“Yeah, so? Least you’re not sleep deprived.”
I sighed. I was, actually, but he didn’t need to know that. “Come on, then.”
The drive to the station was silent. I was glad for it. Part of me wanted to talk, to say something about the night before last, but what would be the point? I’d screwed up and taken advantage of his kindness. But he’d enjoyed it, so that meant we were even, right? Obviously nothing was going to come of it–it wasn’t going to happen again. There was nothing to talk about.
“Feel free to borrow the van while I’m gone,” he said, when I stopped at the curb beside the station. “You know the code. Just leave it at my place when you’re done. I’ll take the vus when I get back.” He reached down and grabbed his backpack. “The last show of the festival’s on Sunday, so I should be back for our usual Monday shift. See you then.”
I tapped a hand restlessly against my leg as he walked around the front of the van. When he stalled by my window, I tapped harder. “Okay,” I murmured. “Thanks for the money.”
“Yeah.” He jerked his head over his shoulder, eyeing the sleek metallic worm that would soon speed him from the city toward better places. He swung his head back around and studied me intently, swallowing hard.
“This is gonna sound really…weird,” he mumbled. “But, um…can I kiss you goodbye?”
The question wiped my mind. I didn’t know what to do or say, so I nodded my head, just barely.
He swallowed again, smiled hesitantly, and dropped his pack so he could lean through the van’s open window.

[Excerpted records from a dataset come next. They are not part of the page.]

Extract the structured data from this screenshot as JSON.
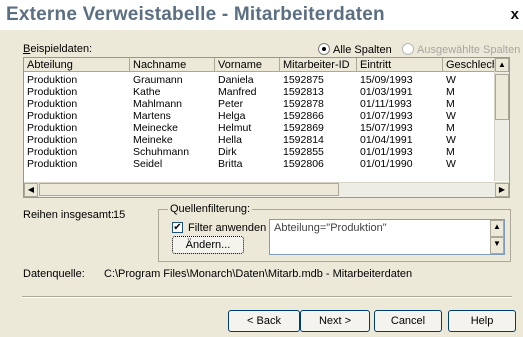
{
  "window": {
    "title": "Externe Verweistabelle - Mitarbeiterdaten",
    "close_glyph": "x"
  },
  "sample_label_prefix": "B",
  "sample_label_rest": "eispieldaten:",
  "radio_all": "Alle Spalten",
  "radio_selected": "Ausgewählte Spalten",
  "grid": {
    "columns": [
      "Abteilung",
      "Nachname",
      "Vorname",
      "Mitarbeiter-ID",
      "Eintritt",
      "Geschlech"
    ],
    "rows": [
      [
        "Produktion",
        "Graumann",
        "Daniela",
        "1592875",
        "15/09/1993",
        "W"
      ],
      [
        "Produktion",
        "Kathe",
        "Manfred",
        "1592813",
        "01/03/1991",
        "M"
      ],
      [
        "Produktion",
        "Mahlmann",
        "Peter",
        "1592878",
        "01/11/1993",
        "M"
      ],
      [
        "Produktion",
        "Martens",
        "Helga",
        "1592866",
        "01/07/1993",
        "W"
      ],
      [
        "Produktion",
        "Meinecke",
        "Helmut",
        "1592869",
        "15/07/1993",
        "M"
      ],
      [
        "Produktion",
        "Meineke",
        "Hella",
        "1592814",
        "01/04/1991",
        "W"
      ],
      [
        "Produktion",
        "Schuhmann",
        "Dirk",
        "1592855",
        "01/01/1993",
        "M"
      ],
      [
        "Produktion",
        "Seidel",
        "Britta",
        "1592806",
        "01/01/1990",
        "W"
      ]
    ]
  },
  "rows_total_label": "Reihen insgesamt:",
  "rows_total_value": "15",
  "filter_group_label": "Quellenfilterung:",
  "filter_apply_label": "Filter anwenden",
  "filter_expression": "Abteilung=\"Produktion\"",
  "change_button": "Ändern...",
  "source_label": "Datenquelle:",
  "source_value": "C:\\Program Files\\Monarch\\Daten\\Mitarb.mdb - Mitarbeiterdaten",
  "buttons": {
    "back": "< Back",
    "next": "Next >",
    "cancel": "Cancel",
    "help": "Help"
  }
}
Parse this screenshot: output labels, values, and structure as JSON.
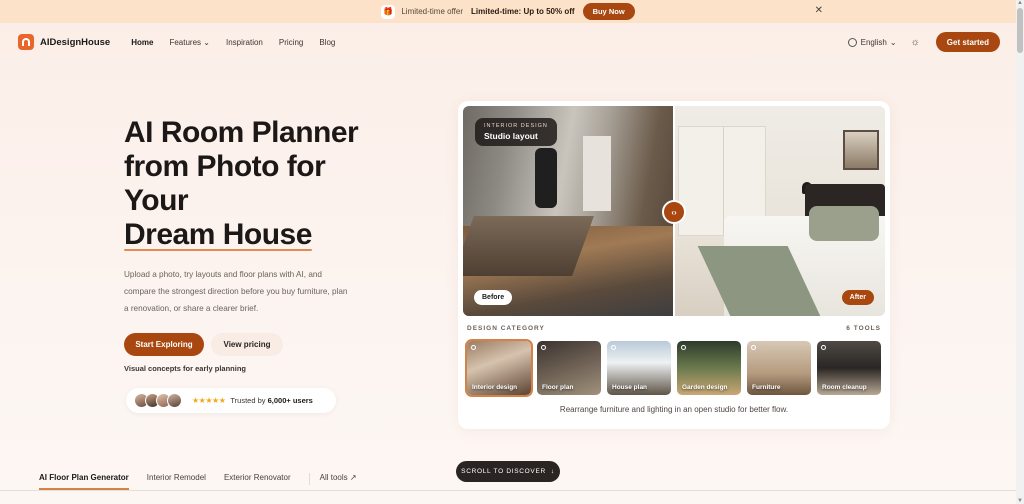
{
  "promo": {
    "tag": "Limited-time offer",
    "headline": "Limited-time: Up to 50% off",
    "button": "Buy Now",
    "close": "✕"
  },
  "nav": {
    "logo": "AIDesignHouse",
    "links": [
      "Home",
      "Features",
      "Inspiration",
      "Pricing",
      "Blog"
    ],
    "language": "English",
    "cta": "Get started"
  },
  "hero": {
    "title_lines": [
      "AI Room Planner",
      "from Photo for",
      "Your"
    ],
    "title_highlight": "Dream House",
    "description": "Upload a photo, try layouts and floor plans with AI, and compare the strongest direction before you buy furniture, plan a renovation, or share a clearer brief.",
    "primary_button": "Start Exploring",
    "secondary_button": "View pricing",
    "note": "Visual concepts for early planning",
    "trust_prefix": "Trusted by",
    "trust_count": "6,000+ users",
    "stars": "★★★★★"
  },
  "preview": {
    "badge_small": "INTERIOR DESIGN",
    "badge_big": "Studio layout",
    "before": "Before",
    "after": "After",
    "category_heading": "DESIGN CATEGORY",
    "tool_count": "6 TOOLS",
    "categories": [
      "Interior design",
      "Floor plan",
      "House plan",
      "Garden design",
      "Furniture",
      "Room cleanup"
    ],
    "caption": "Rearrange furniture and lighting in an open studio for better flow."
  },
  "tabs": [
    "AI Floor Plan Generator",
    "Interior Remodel",
    "Exterior Renovator",
    "All tools ↗"
  ],
  "scroll_hint": "SCROLL TO DISCOVER"
}
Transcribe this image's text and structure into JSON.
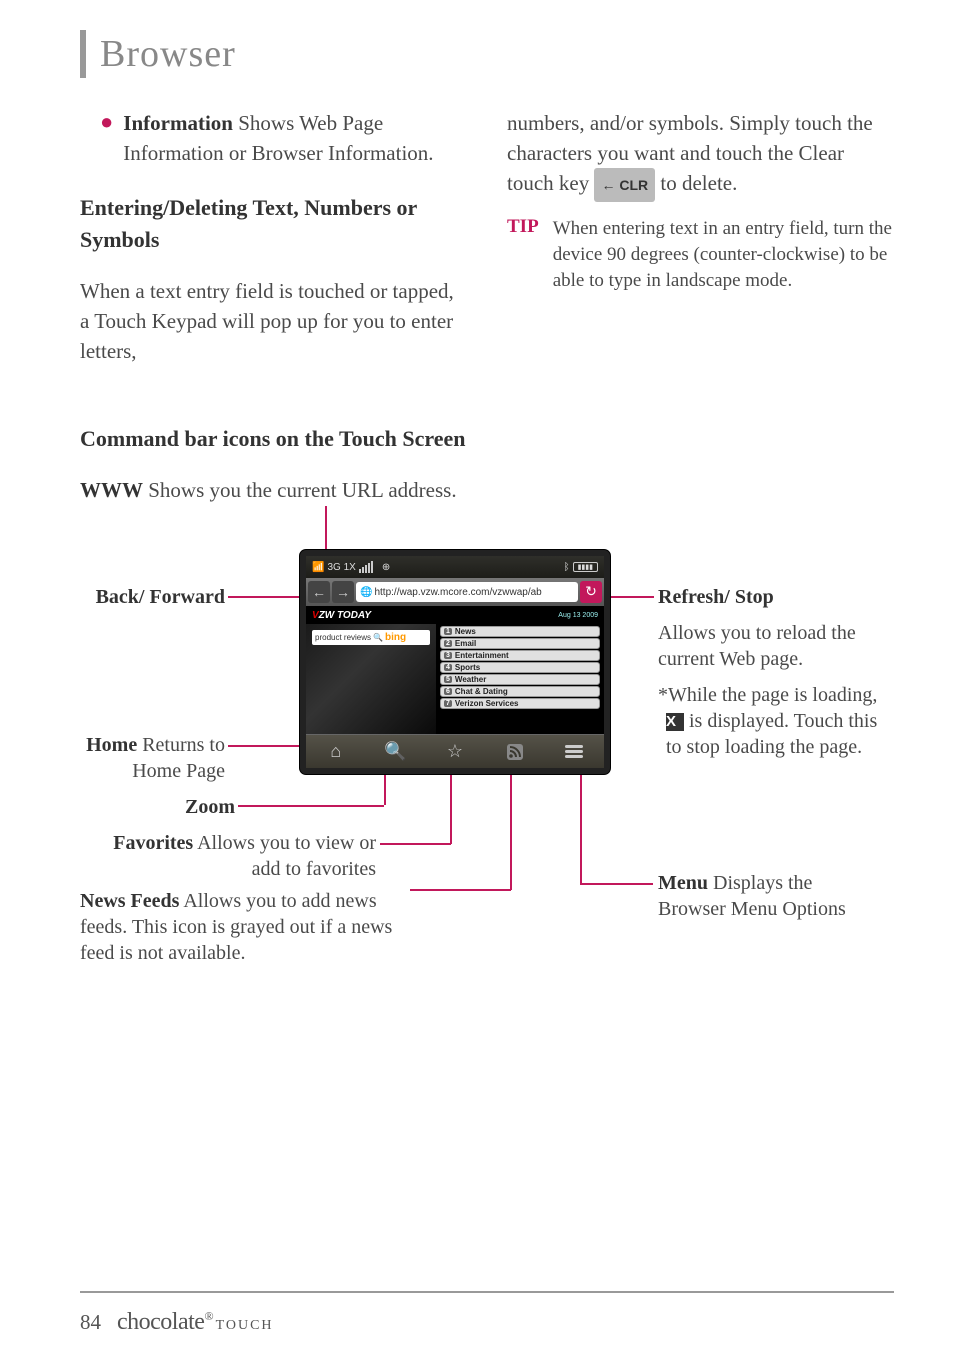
{
  "page": {
    "title": "Browser",
    "number": "84",
    "brand": "chocolate",
    "brand_suffix": "TOUCH",
    "reg": "®"
  },
  "col1": {
    "bullet_bold": "Information",
    "bullet_rest": " Shows Web Page Information or Browser Information.",
    "head": "Entering/Deleting Text, Numbers or Symbols",
    "para": "When a text entry field is touched or tapped, a Touch Keypad will pop up for you to enter letters,"
  },
  "col2": {
    "para_a": "numbers, and/or symbols. Simply touch the characters you want and touch the Clear touch key ",
    "clr": "← CLR",
    "para_b": " to delete.",
    "tip_label": "TIP",
    "tip_body": "When entering text in an entry field, turn the device 90 degrees (counter-clockwise) to be able to type in landscape mode."
  },
  "diagram": {
    "head": "Command bar icons on the Touch Screen",
    "www_bold": "WWW",
    "www_rest": " Shows you the current URL address.",
    "back_forward": "Back/ Forward",
    "home_bold": "Home",
    "home_rest": " Returns to Home Page",
    "zoom": "Zoom",
    "fav_bold": "Favorites",
    "fav_rest": " Allows you to view or add to favorites",
    "news_bold": "News Feeds",
    "news_rest": " Allows you to add news feeds. This icon is grayed out if a news feed is not available.",
    "refresh_head": "Refresh/ Stop",
    "refresh_body": "Allows you to reload the current Web page.",
    "stop_a": "*While the page is loading, ",
    "stop_x": "X",
    "stop_b": " is displayed. Touch this to stop loading the page.",
    "menu_bold": "Menu",
    "menu_rest": " Displays the Browser Menu Options"
  },
  "phone": {
    "status_left": "3G 1X",
    "url": "http://wap.vzw.mcore.com/vzwwap/ab",
    "vzw": "VZW TODAY",
    "date": "Aug 13 2009",
    "bing_prefix": "product reviews",
    "bing": "bing",
    "items": [
      "News",
      "Email",
      "Entertainment",
      "Sports",
      "Weather",
      "Chat & Dating",
      "Verizon Services"
    ]
  }
}
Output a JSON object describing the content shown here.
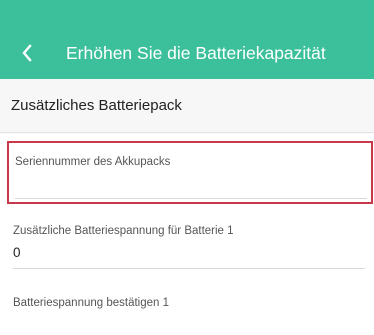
{
  "header": {
    "back_icon": "chevron-left-icon",
    "title": "Erhöhen Sie die Batteriekapazität",
    "background_color": "#3cc09b"
  },
  "section": {
    "title": "Zusätzliches Batteriepack"
  },
  "form": {
    "serial_number": {
      "label": "Seriennummer des Akkupacks",
      "value": "",
      "highlight_color": "#c8384b"
    },
    "battery_voltage": {
      "label": "Zusätzliche Batteriespannung für Batterie 1",
      "value": "0"
    },
    "confirm_voltage": {
      "label": "Batteriespannung bestätigen 1",
      "value": ""
    }
  }
}
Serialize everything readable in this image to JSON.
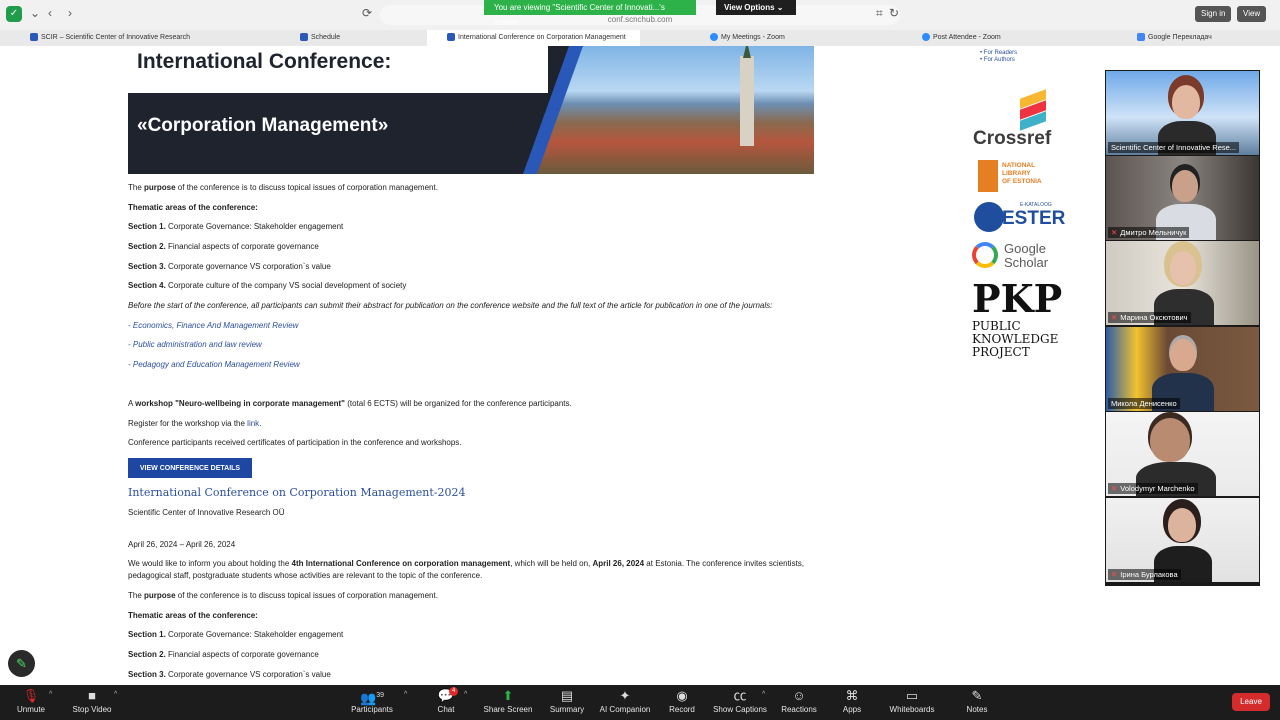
{
  "browser": {
    "share_banner": "You are viewing \"Scientific Center of Innovati...'s screen",
    "view_options": "View Options",
    "url": "conf.scnchub.com",
    "signin": "Sign in",
    "view": "View"
  },
  "tabs": [
    {
      "label": "SCIR – Scientific Center of Innovative Research"
    },
    {
      "label": "Schedule"
    },
    {
      "label": "International Conference on Corporation Management"
    },
    {
      "label": "My Meetings - Zoom"
    },
    {
      "label": "Post Attendee - Zoom"
    },
    {
      "label": "Google Перекладач"
    }
  ],
  "banner": {
    "title_line1": "International Conference:",
    "title_line2": "«Corporation Management»"
  },
  "content": {
    "purpose_pre": "The ",
    "purpose_bold": "purpose",
    "purpose_post": " of the conference is to discuss topical issues of corporation management.",
    "thematic": "Thematic areas of the conference:",
    "sections": [
      {
        "num": "Section 1.",
        "text": " Corporate Governance: Stakeholder engagement"
      },
      {
        "num": "Section 2.",
        "text": " Financial aspects of corporate governance"
      },
      {
        "num": "Section 3.",
        "text": " Corporate governance VS corporation`s value"
      },
      {
        "num": "Section 4.",
        "text": " Corporate culture of the company VS social development of society"
      }
    ],
    "before_text": "Before the start of the conference, all participants can submit their abstract for publication on the conference website and the full text of the article for publication in one of the journals:",
    "journals": [
      "- Economics, Finance And Management Review",
      "- Public administration and law review",
      "- Pedagogy and Education Management Review"
    ],
    "workshop_pre": "A ",
    "workshop_bold": "workshop \"Neuro-wellbeing in corporate management\"",
    "workshop_post": " (total 6 ECTS) will be organized for the conference participants.",
    "register_pre": "Register for the workshop via the ",
    "register_link": "link",
    "register_post": ".",
    "certificates": "Conference participants received certificates of participation in the conference and workshops.",
    "details_button": "VIEW CONFERENCE DETAILS",
    "conf_title": "International Conference on Corporation Management-2024",
    "organizer": "Scientific Center of Innovative Research OÜ",
    "dates": "April 26, 2024 – April 26, 2024",
    "inform_pre": "We would like to inform you about holding the ",
    "inform_bold": "4th International Conference on corporation management",
    "inform_mid": ", which will be held on, ",
    "inform_date": "April 26, 2024",
    "inform_post": " at Estonia. The conference invites scientists,",
    "inform_line2": "pedagogical staff, postgraduate students whose activities are relevant to the topic of the conference."
  },
  "sidebar": {
    "readers": "For Readers",
    "authors": "For Authors",
    "crossref": "Crossref",
    "nle": [
      "NATIONAL",
      "LIBRARY",
      "OF ESTONIA"
    ],
    "ester": "ESTER",
    "ester_small": "E-KATALOOG",
    "gs_line1": "Google",
    "gs_line2": "Scholar",
    "pkp_big": "PKP",
    "pkp_small": [
      "PUBLIC",
      "KNOWLEDGE",
      "PROJECT"
    ]
  },
  "participants": [
    {
      "name": "Scientific Center of Innovative Rese..."
    },
    {
      "name": "Дмитро Мельничук"
    },
    {
      "name": "Марина Оксютович"
    },
    {
      "name": "Микола Денисенко"
    },
    {
      "name": "Volodymyr Marchenko"
    },
    {
      "name": "Ірина Бурлакова"
    }
  ],
  "toolbar": {
    "unmute": "Unmute",
    "stop_video": "Stop Video",
    "participants": "Participants",
    "participants_count": "39",
    "chat": "Chat",
    "chat_badge": "4",
    "share_screen": "Share Screen",
    "summary": "Summary",
    "ai": "AI Companion",
    "record": "Record",
    "captions": "Show Captions",
    "reactions": "Reactions",
    "apps": "Apps",
    "whiteboards": "Whiteboards",
    "notes": "Notes",
    "leave": "Leave"
  }
}
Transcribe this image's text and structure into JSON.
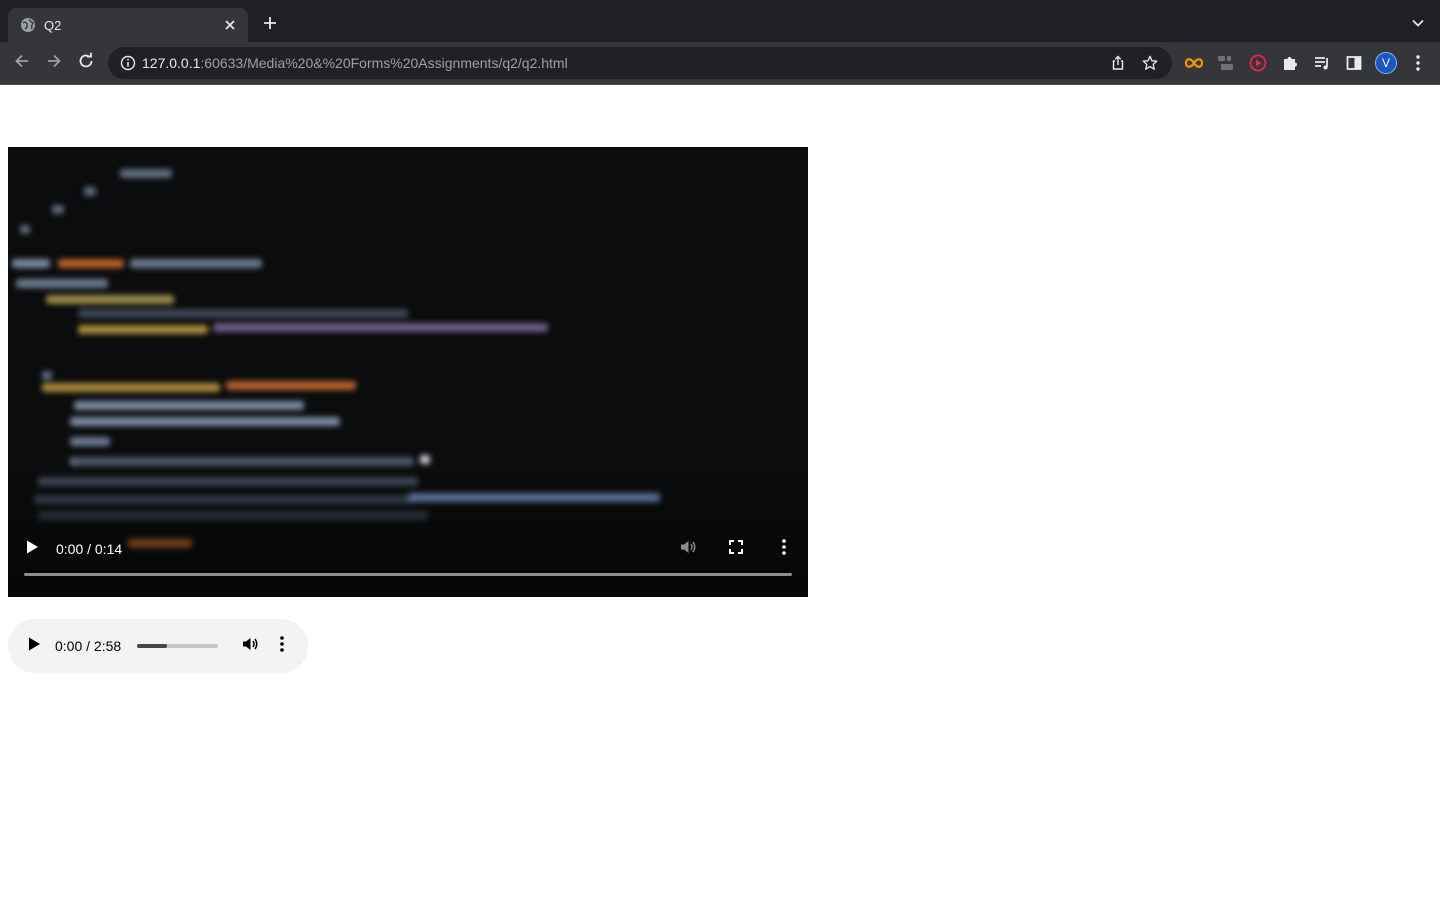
{
  "browser": {
    "tab": {
      "title": "Q2"
    },
    "address_bar": {
      "host": "127.0.0.1",
      "path": ":60633/Media%20&%20Forms%20Assignments/q2/q2.html"
    },
    "profile_initial": "V",
    "accent_color": "#8ab4f8",
    "icons": [
      "globe-icon",
      "close-icon",
      "plus-icon",
      "chevron-down-icon",
      "back-arrow-icon",
      "forward-arrow-icon",
      "reload-icon",
      "info-icon",
      "share-icon",
      "star-icon",
      "infinity-extension-icon",
      "gitzip-extension-icon",
      "record-extension-icon",
      "puzzle-icon",
      "media-queue-icon",
      "side-panel-icon",
      "kebab-menu-icon"
    ]
  },
  "page": {
    "video": {
      "time": "0:00 / 0:14",
      "progress": 0,
      "icons": [
        "play-icon",
        "volume-icon",
        "fullscreen-icon",
        "kebab-menu-icon"
      ]
    },
    "audio": {
      "time": "0:00 / 2:58",
      "progress": 0,
      "timeline_fill": 0.37,
      "icons": [
        "play-icon",
        "volume-icon",
        "kebab-menu-icon"
      ]
    }
  }
}
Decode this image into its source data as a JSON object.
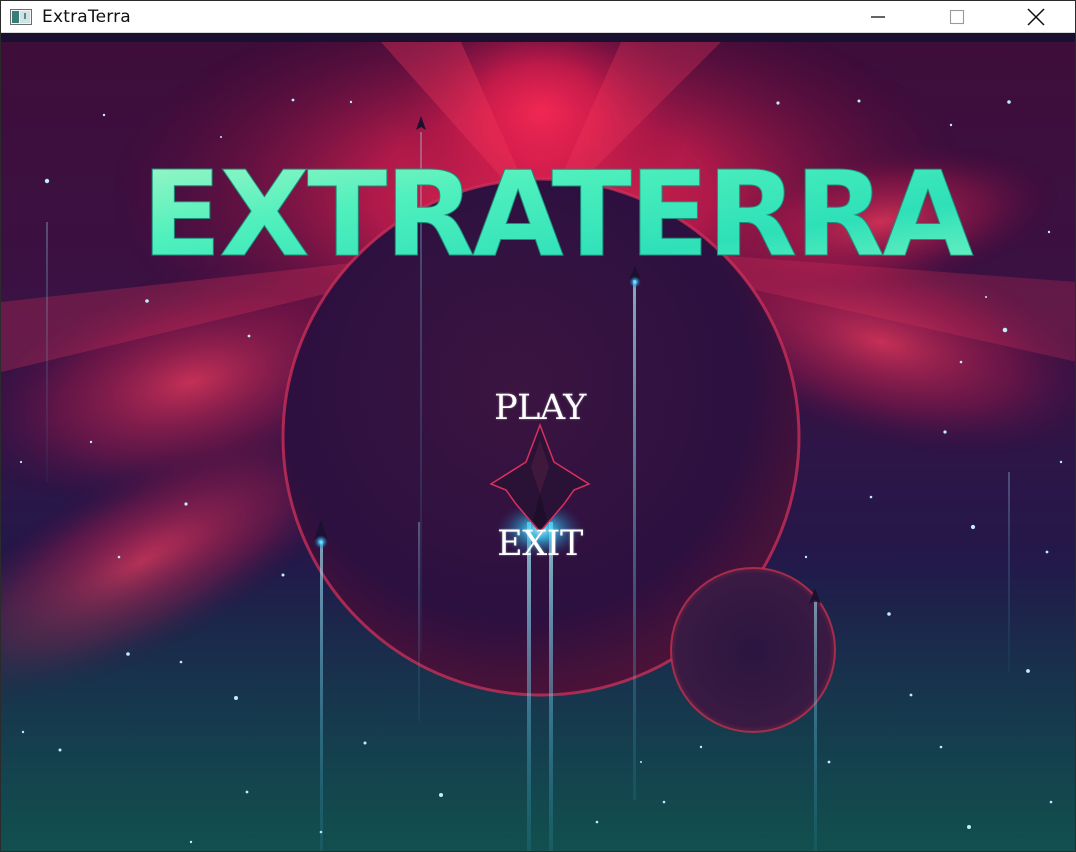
{
  "window": {
    "title": "ExtraTerra"
  },
  "game": {
    "title": "EXTRATERRA",
    "menu": {
      "play_label": "PLAY",
      "exit_label": "EXIT"
    }
  },
  "colors": {
    "title_fill": "#4ff0bd",
    "title_fill_light": "#a8f7c7",
    "space_dark": "#1d1240",
    "nebula_red": "#ff2a55",
    "planet": "#3b1440",
    "engine_glow": "#39d3ff",
    "menu_text": "#ffffff"
  }
}
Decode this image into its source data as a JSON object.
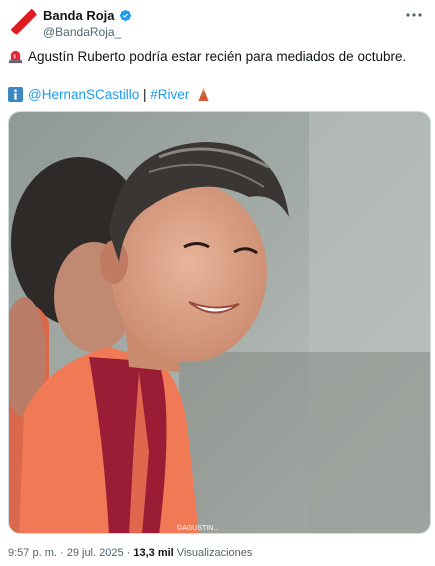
{
  "account": {
    "display_name": "Banda Roja",
    "handle": "@BandaRoja_",
    "verified": true
  },
  "post": {
    "line1_text": "Agustín Ruberto podría estar recién para mediados de octubre.",
    "line1_icon": "siren-icon",
    "line2_icon": "info-icon",
    "mention": "@HernanSCastillo",
    "separator": " | ",
    "hashtag": "#River",
    "line2_trailing_icon": "volcano-icon",
    "photo_watermark": "©AGUSTIN..."
  },
  "meta": {
    "time": "9:57 p. m.",
    "dot": " · ",
    "date": "29 jul. 2025",
    "dot2": " · ",
    "views_count": "13,3 mil",
    "views_label": " Visualizaciones"
  },
  "colors": {
    "accent": "#1d9bf0",
    "brand": "#e01b22",
    "text": "#0f1419",
    "muted": "#536471"
  }
}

Marko’s palms warmed my ears as his fingers tugged at the soft hair behind them. The heaviness of his jaw leaned into mine; my stomach jumped when I realized I was pressing back, catching my fingers around his wrist, loosening my mouth, letting his tongue in. His scent–rainwater, fiddleheads–cocooned around my head. My other hand reached up to clench at his shirt. His long fingers slid back to support my skull, the soft skin of his inner forearms slipping against my cheeks.
I kissed him back, because his mouth felt secure, and warm, and a little bit needy–like I had something necessary. Like I was necessary, though I knew I wasn’t; I’d never been needed like that, not by my friends, not by my parents, even if I liked to pretend otherwise.
I didn’t want Marko to go, I realized. He’d been stable like no one else–until now. I’d probably miss him, and that realization made me wonder why he was going so suddenly, why he was kissing me now. Why hadn’t he given me any warning? Was his mouth on mine because he knew I needed someone close and forgiving? Did he think I wanted something more from him than friendship? Then why was he leaving? Was this his way of saying, I wish I could give you what you want, but I can’t. Goodbye?
I hoped not–how rotting awkward would it be, to tell him, It’s not like that, I just need something to grip. I just need to know that I’m the thing you need to keep you stable. You keep me stable.
I shuddered, just slightly. Kissing him two nights ago had been a mistake. Right now was a mistake. I was losing control, definition. Had I ruined everything?
Mark pulled away, and grabbed his pack. “Sorry,” he said.
I wanted to tell him to wait, that I’d screwed up, that he should stay and not sleep away his fear on some rotsucking train, but my jaw was locked and by the time I’d gotten it open, he had already vanished into the station.
Proceed to Chapter 6, page 2–>